The task: Could you reproduce every record below exactly, excluding all pictures?

***

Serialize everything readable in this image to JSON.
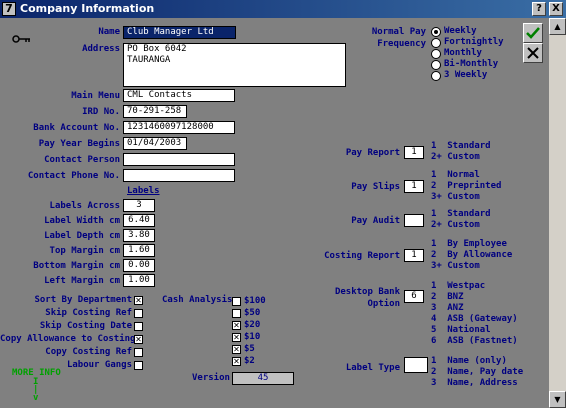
{
  "window": {
    "title": "Company Information",
    "icon_label": "7",
    "help_label": "?",
    "close_label": "X",
    "ok_icon": "check-icon",
    "cancel_icon": "x-icon"
  },
  "company": {
    "name_label": "Name",
    "name_value": "Club Manager Ltd",
    "address_label": "Address",
    "address_line1": "PO Box 6042",
    "address_line2": "TAURANGA",
    "main_menu_label": "Main Menu",
    "main_menu_value": "CML Contacts",
    "ird_label": "IRD No.",
    "ird_value": "70-291-258",
    "bank_label": "Bank Account No.",
    "bank_value": "1231460097128000",
    "pay_year_label": "Pay Year Begins",
    "pay_year_value": "01/04/2003",
    "contact_label": "Contact Person",
    "contact_value": "",
    "contact_phone_label": "Contact Phone No.",
    "contact_phone_value": ""
  },
  "labels": {
    "heading": "Labels",
    "across_label": "Labels Across",
    "across_value": "3",
    "width_label": "Label Width cm",
    "width_value": "6.40",
    "depth_label": "Label Depth cm",
    "depth_value": "3.80",
    "top_label": "Top Margin cm",
    "top_value": "1.60",
    "bottom_label": "Bottom Margin cm",
    "bottom_value": "0.00",
    "left_label": "Left Margin cm",
    "left_value": "1.00"
  },
  "options": {
    "sort_by_department": {
      "label": "Sort By Department",
      "checked": true
    },
    "skip_costing_ref": {
      "label": "Skip Costing Ref",
      "checked": false
    },
    "skip_costing_date": {
      "label": "Skip Costing Date",
      "checked": false
    },
    "copy_allowance": {
      "label": "Copy Allowance to Costing",
      "checked": true
    },
    "copy_costing_ref": {
      "label": "Copy Costing Ref",
      "checked": false
    },
    "labour_gangs": {
      "label": "Labour Gangs",
      "checked": false
    }
  },
  "cash_analysis": {
    "label": "Cash Analysis",
    "items": [
      {
        "label": "$100",
        "checked": false
      },
      {
        "label": "$50",
        "checked": false
      },
      {
        "label": "$20",
        "checked": true
      },
      {
        "label": "$10",
        "checked": true
      },
      {
        "label": "$5",
        "checked": true
      },
      {
        "label": "$2",
        "checked": true
      }
    ]
  },
  "version": {
    "label": "Version",
    "value": "45"
  },
  "more_info": {
    "label": "MORE INFO",
    "arrow": "I\n|\nv"
  },
  "pay_frequency": {
    "label_line1": "Normal Pay",
    "label_line2": "Frequency",
    "options": [
      "Weekly",
      "Fortnightly",
      "Monthly",
      "Bi-Monthly",
      "3 Weekly"
    ],
    "selected": 0
  },
  "pay_report": {
    "label": "Pay Report",
    "value": "1",
    "legend": [
      "1  Standard",
      "2+ Custom"
    ]
  },
  "pay_slips": {
    "label": "Pay Slips",
    "value": "1",
    "legend": [
      "1  Normal",
      "2  Preprinted",
      "3+ Custom"
    ]
  },
  "pay_audit": {
    "label": "Pay Audit",
    "value": "",
    "legend": [
      "1  Standard",
      "2+ Custom"
    ]
  },
  "costing_report": {
    "label": "Costing Report",
    "value": "1",
    "legend": [
      "1  By Employee",
      "2  By Allowance",
      "3+ Custom"
    ]
  },
  "desktop_bank": {
    "label_line1": "Desktop Bank",
    "label_line2": "Option",
    "value": "6",
    "legend": [
      "1  Westpac",
      "2  BNZ",
      "3  ANZ",
      "4  ASB (Gateway)",
      "5  National",
      "6  ASB (Fastnet)"
    ]
  },
  "label_type": {
    "label": "Label Type",
    "value": "",
    "legend": [
      "1  Name (only)",
      "2  Name, Pay date",
      "3  Name, Address"
    ]
  },
  "colors": {
    "window_bg": "#808080",
    "label": "#000080",
    "title_bar": "#0a246a"
  }
}
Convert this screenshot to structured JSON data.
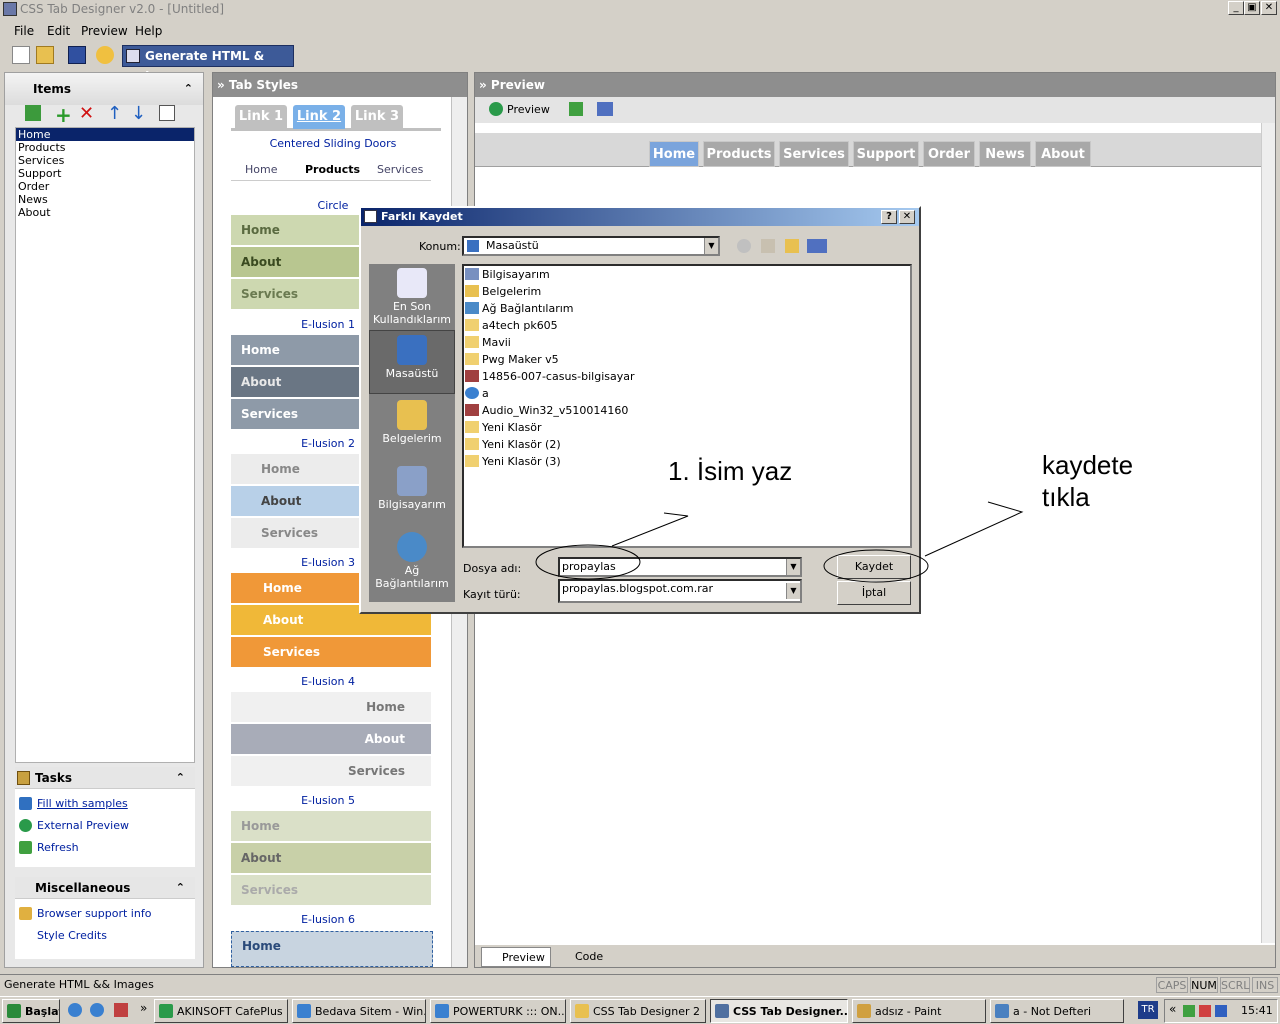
{
  "window": {
    "title": "CSS Tab Designer v2.0 - [Untitled]",
    "min": "_",
    "max": "▣",
    "close": "✕"
  },
  "menu": [
    "File",
    "Edit",
    "Preview",
    "Help"
  ],
  "toolbar": {
    "generate_label": "Generate HTML & Images"
  },
  "items_panel": {
    "title": "Items",
    "items": [
      "Home",
      "Products",
      "Services",
      "Support",
      "Order",
      "News",
      "About"
    ]
  },
  "tasks": {
    "title": "Tasks",
    "links": [
      "Fill with samples",
      "External Preview",
      "Refresh"
    ]
  },
  "misc": {
    "title": "Miscellaneous",
    "links": [
      "Browser support info",
      "Style Credits"
    ]
  },
  "tab_styles": {
    "title": "» Tab Styles",
    "top_tabs": [
      "Link 1",
      "Link 2",
      "Link 3"
    ],
    "centered_label": "Centered Sliding Doors",
    "circle_tabs": [
      "Home",
      "Products",
      "Services"
    ],
    "circle_label": "Circle",
    "stack_items": [
      "Home",
      "About",
      "Services"
    ],
    "labels": [
      "E-lusion 1",
      "E-lusion 2",
      "E-lusion 3",
      "E-lusion 4",
      "E-lusion 5",
      "E-lusion 6"
    ],
    "last_item": "Home"
  },
  "preview": {
    "title": "» Preview",
    "toolbar_label": "Preview",
    "tabs": [
      "Home",
      "Products",
      "Services",
      "Support",
      "Order",
      "News",
      "About"
    ],
    "bottom_tabs": [
      "Preview",
      "Code"
    ]
  },
  "dialog": {
    "title": "Farklı Kaydet",
    "konum_label": "Konum:",
    "konum_value": "Masaüstü",
    "places": [
      "En Son Kullandıklarım",
      "Masaüstü",
      "Belgelerim",
      "Bilgisayarım",
      "Ağ Bağlantılarım"
    ],
    "files": [
      "Bilgisayarım",
      "Belgelerim",
      "Ağ Bağlantılarım",
      "a4tech pk605",
      "Mavii",
      "Pwg Maker v5",
      "14856-007-casus-bilgisayar",
      "a",
      "Audio_Win32_v510014160",
      "Yeni Klasör",
      "Yeni Klasör (2)",
      "Yeni Klasör (3)"
    ],
    "filename_label": "Dosya adı:",
    "filename_value": "propaylas",
    "filetype_label": "Kayıt türü:",
    "filetype_value": "propaylas.blogspot.com.rar",
    "save": "Kaydet",
    "cancel": "İptal"
  },
  "annotations": {
    "step1": "1. İsim yaz",
    "step2_line1": "kaydete",
    "step2_line2": "tıkla"
  },
  "status": {
    "text": "Generate HTML && Images",
    "caps": "CAPS",
    "num": "NUM",
    "scrl": "SCRL",
    "ins": "INS"
  },
  "taskbar": {
    "start": "Başlat",
    "items": [
      "AKINSOFT CafePlus",
      "Bedava Sitem - Win...",
      "POWERTURK ::: ON...",
      "CSS Tab Designer 2",
      "CSS Tab Designer...",
      "adsız - Paint",
      "a - Not Defteri"
    ],
    "lang": "TR",
    "clock": "15:41"
  }
}
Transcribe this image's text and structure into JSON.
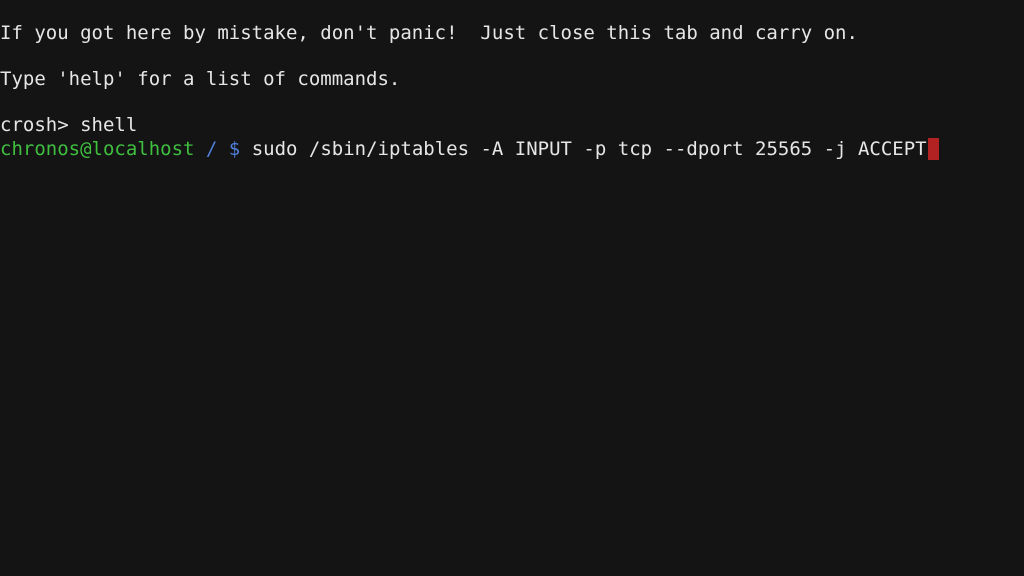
{
  "terminal": {
    "lines": {
      "intro": "If you got here by mistake, don't panic!  Just close this tab and carry on.",
      "help": "Type 'help' for a list of commands.",
      "crosh_prompt": "crosh> shell"
    },
    "shell": {
      "user_host": "chronos@localhost",
      "path": "/ $",
      "command": "sudo /sbin/iptables -A INPUT -p tcp --dport 25565 -j ACCEPT"
    },
    "colors": {
      "background": "#141414",
      "text": "#e6e6e6",
      "user_host": "#3fbf3f",
      "path": "#4f7fd8",
      "cursor": "#b22222"
    }
  }
}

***

Result of the task:
Serialize everything readable in this image to JSON.
{
  "window": {
    "title": "Company Information",
    "icon_label": "7",
    "help_label": "?",
    "close_label": "X",
    "ok_icon": "check-icon",
    "cancel_icon": "x-icon"
  },
  "company": {
    "name_label": "Name",
    "name_value": "Club Manager Ltd",
    "address_label": "Address",
    "address_line1": "PO Box 6042",
    "address_line2": "TAURANGA",
    "main_menu_label": "Main Menu",
    "main_menu_value": "CML Contacts",
    "ird_label": "IRD No.",
    "ird_value": "70-291-258",
    "bank_label": "Bank Account No.",
    "bank_value": "1231460097128000",
    "pay_year_label": "Pay Year Begins",
    "pay_year_value": "01/04/2003",
    "contact_label": "Contact Person",
    "contact_value": "",
    "contact_phone_label": "Contact Phone No.",
    "contact_phone_value": ""
  },
  "labels": {
    "heading": "Labels",
    "across_label": "Labels Across",
    "across_value": "3",
    "width_label": "Label Width cm",
    "width_value": "6.40",
    "depth_label": "Label Depth cm",
    "depth_value": "3.80",
    "top_label": "Top Margin cm",
    "top_value": "1.60",
    "bottom_label": "Bottom Margin cm",
    "bottom_value": "0.00",
    "left_label": "Left Margin cm",
    "left_value": "1.00"
  },
  "options": {
    "sort_by_department": {
      "label": "Sort By Department",
      "checked": true
    },
    "skip_costing_ref": {
      "label": "Skip Costing Ref",
      "checked": false
    },
    "skip_costing_date": {
      "label": "Skip Costing Date",
      "checked": false
    },
    "copy_allowance": {
      "label": "Copy Allowance to Costing",
      "checked": true
    },
    "copy_costing_ref": {
      "label": "Copy Costing Ref",
      "checked": false
    },
    "labour_gangs": {
      "label": "Labour Gangs",
      "checked": false
    }
  },
  "cash_analysis": {
    "label": "Cash Analysis",
    "items": [
      {
        "label": "$100",
        "checked": false
      },
      {
        "label": "$50",
        "checked": false
      },
      {
        "label": "$20",
        "checked": true
      },
      {
        "label": "$10",
        "checked": true
      },
      {
        "label": "$5",
        "checked": true
      },
      {
        "label": "$2",
        "checked": true
      }
    ]
  },
  "version": {
    "label": "Version",
    "value": "45"
  },
  "more_info": {
    "label": "MORE INFO",
    "arrow": "I\n|\nv"
  },
  "pay_frequency": {
    "label_line1": "Normal Pay",
    "label_line2": "Frequency",
    "options": [
      "Weekly",
      "Fortnightly",
      "Monthly",
      "Bi-Monthly",
      "3 Weekly"
    ],
    "selected": 0
  },
  "pay_report": {
    "label": "Pay Report",
    "value": "1",
    "legend": [
      "1  Standard",
      "2+ Custom"
    ]
  },
  "pay_slips": {
    "label": "Pay Slips",
    "value": "1",
    "legend": [
      "1  Normal",
      "2  Preprinted",
      "3+ Custom"
    ]
  },
  "pay_audit": {
    "label": "Pay Audit",
    "value": "",
    "legend": [
      "1  Standard",
      "2+ Custom"
    ]
  },
  "costing_report": {
    "label": "Costing Report",
    "value": "1",
    "legend": [
      "1  By Employee",
      "2  By Allowance",
      "3+ Custom"
    ]
  },
  "desktop_bank": {
    "label_line1": "Desktop Bank",
    "label_line2": "Option",
    "value": "6",
    "legend": [
      "1  Westpac",
      "2  BNZ",
      "3  ANZ",
      "4  ASB (Gateway)",
      "5  National",
      "6  ASB (Fastnet)"
    ]
  },
  "label_type": {
    "label": "Label Type",
    "value": "",
    "legend": [
      "1  Name (only)",
      "2  Name, Pay date",
      "3  Name, Address"
    ]
  },
  "colors": {
    "window_bg": "#808080",
    "label": "#000080",
    "title_bar": "#0a246a"
  }
}
Convert this screenshot to structured JSON data.
{
  "window": {
    "title": "CSS Tab Designer v2.0 - [Untitled]",
    "min": "_",
    "max": "▣",
    "close": "✕"
  },
  "menu": [
    "File",
    "Edit",
    "Preview",
    "Help"
  ],
  "toolbar": {
    "generate_label": "Generate HTML & Images"
  },
  "items_panel": {
    "title": "Items",
    "items": [
      "Home",
      "Products",
      "Services",
      "Support",
      "Order",
      "News",
      "About"
    ]
  },
  "tasks": {
    "title": "Tasks",
    "links": [
      "Fill with samples",
      "External Preview",
      "Refresh"
    ]
  },
  "misc": {
    "title": "Miscellaneous",
    "links": [
      "Browser support info",
      "Style Credits"
    ]
  },
  "tab_styles": {
    "title": "» Tab Styles",
    "top_tabs": [
      "Link 1",
      "Link 2",
      "Link 3"
    ],
    "centered_label": "Centered Sliding Doors",
    "circle_tabs": [
      "Home",
      "Products",
      "Services"
    ],
    "circle_label": "Circle",
    "stack_items": [
      "Home",
      "About",
      "Services"
    ],
    "labels": [
      "E-lusion 1",
      "E-lusion 2",
      "E-lusion 3",
      "E-lusion 4",
      "E-lusion 5",
      "E-lusion 6"
    ],
    "last_item": "Home"
  },
  "preview": {
    "title": "» Preview",
    "toolbar_label": "Preview",
    "tabs": [
      "Home",
      "Products",
      "Services",
      "Support",
      "Order",
      "News",
      "About"
    ],
    "bottom_tabs": [
      "Preview",
      "Code"
    ]
  },
  "dialog": {
    "title": "Farklı Kaydet",
    "konum_label": "Konum:",
    "konum_value": "Masaüstü",
    "places": [
      "En Son Kullandıklarım",
      "Masaüstü",
      "Belgelerim",
      "Bilgisayarım",
      "Ağ Bağlantılarım"
    ],
    "files": [
      "Bilgisayarım",
      "Belgelerim",
      "Ağ Bağlantılarım",
      "a4tech pk605",
      "Mavii",
      "Pwg Maker v5",
      "14856-007-casus-bilgisayar",
      "a",
      "Audio_Win32_v510014160",
      "Yeni Klasör",
      "Yeni Klasör (2)",
      "Yeni Klasör (3)"
    ],
    "filename_label": "Dosya adı:",
    "filename_value": "propaylas",
    "filetype_label": "Kayıt türü:",
    "filetype_value": "propaylas.blogspot.com.rar",
    "save": "Kaydet",
    "cancel": "İptal"
  },
  "annotations": {
    "step1": "1. İsim yaz",
    "step2_line1": "kaydete",
    "step2_line2": "tıkla"
  },
  "status": {
    "text": "Generate HTML && Images",
    "caps": "CAPS",
    "num": "NUM",
    "scrl": "SCRL",
    "ins": "INS"
  },
  "taskbar": {
    "start": "Başlat",
    "items": [
      "AKINSOFT CafePlus",
      "Bedava Sitem - Win...",
      "POWERTURK ::: ON...",
      "CSS Tab Designer 2",
      "CSS Tab Designer...",
      "adsız - Paint",
      "a - Not Defteri"
    ],
    "lang": "TR",
    "clock": "15:41"
  }
}
Transcribe this image's text and structure into JSON.
{
  "terminal": {
    "lines": {
      "intro": "If you got here by mistake, don't panic!  Just close this tab and carry on.",
      "help": "Type 'help' for a list of commands.",
      "crosh_prompt": "crosh> shell"
    },
    "shell": {
      "user_host": "chronos@localhost",
      "path": "/ $",
      "command": "sudo /sbin/iptables -A INPUT -p tcp --dport 25565 -j ACCEPT"
    },
    "colors": {
      "background": "#141414",
      "text": "#e6e6e6",
      "user_host": "#3fbf3f",
      "path": "#4f7fd8",
      "cursor": "#b22222"
    }
  }
}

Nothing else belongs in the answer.